Task to complete:
Repeat the listing below in full, exactly.

Record set:

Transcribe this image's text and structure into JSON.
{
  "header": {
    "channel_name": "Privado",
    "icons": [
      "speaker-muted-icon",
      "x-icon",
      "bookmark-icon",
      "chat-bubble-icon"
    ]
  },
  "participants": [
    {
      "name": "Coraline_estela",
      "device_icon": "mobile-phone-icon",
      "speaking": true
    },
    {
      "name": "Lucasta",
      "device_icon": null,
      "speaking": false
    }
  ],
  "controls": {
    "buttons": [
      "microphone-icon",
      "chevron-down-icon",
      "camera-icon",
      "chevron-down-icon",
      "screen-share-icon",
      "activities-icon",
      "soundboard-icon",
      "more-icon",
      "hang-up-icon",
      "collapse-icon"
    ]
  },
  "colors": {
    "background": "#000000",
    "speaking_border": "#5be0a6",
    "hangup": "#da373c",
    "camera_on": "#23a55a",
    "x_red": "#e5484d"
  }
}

Written solution:
Transcribe this image's text and structure into JSON.
{
  "header": {
    "channel_name": "Privado",
    "icons": [
      "speaker-muted-icon",
      "x-icon",
      "bookmark-icon",
      "chat-bubble-icon"
    ]
  },
  "participants": [
    {
      "name": "Coraline_estela",
      "device_icon": "mobile-phone-icon",
      "speaking": true
    },
    {
      "name": "Lucasta",
      "device_icon": null,
      "speaking": false
    }
  ],
  "controls": {
    "buttons": [
      "microphone-icon",
      "chevron-down-icon",
      "camera-icon",
      "chevron-down-icon",
      "screen-share-icon",
      "activities-icon",
      "soundboard-icon",
      "more-icon",
      "hang-up-icon",
      "collapse-icon"
    ]
  },
  "colors": {
    "background": "#000000",
    "speaking_border": "#5be0a6",
    "hangup": "#da373c",
    "camera_on": "#23a55a",
    "x_red": "#e5484d"
  }
}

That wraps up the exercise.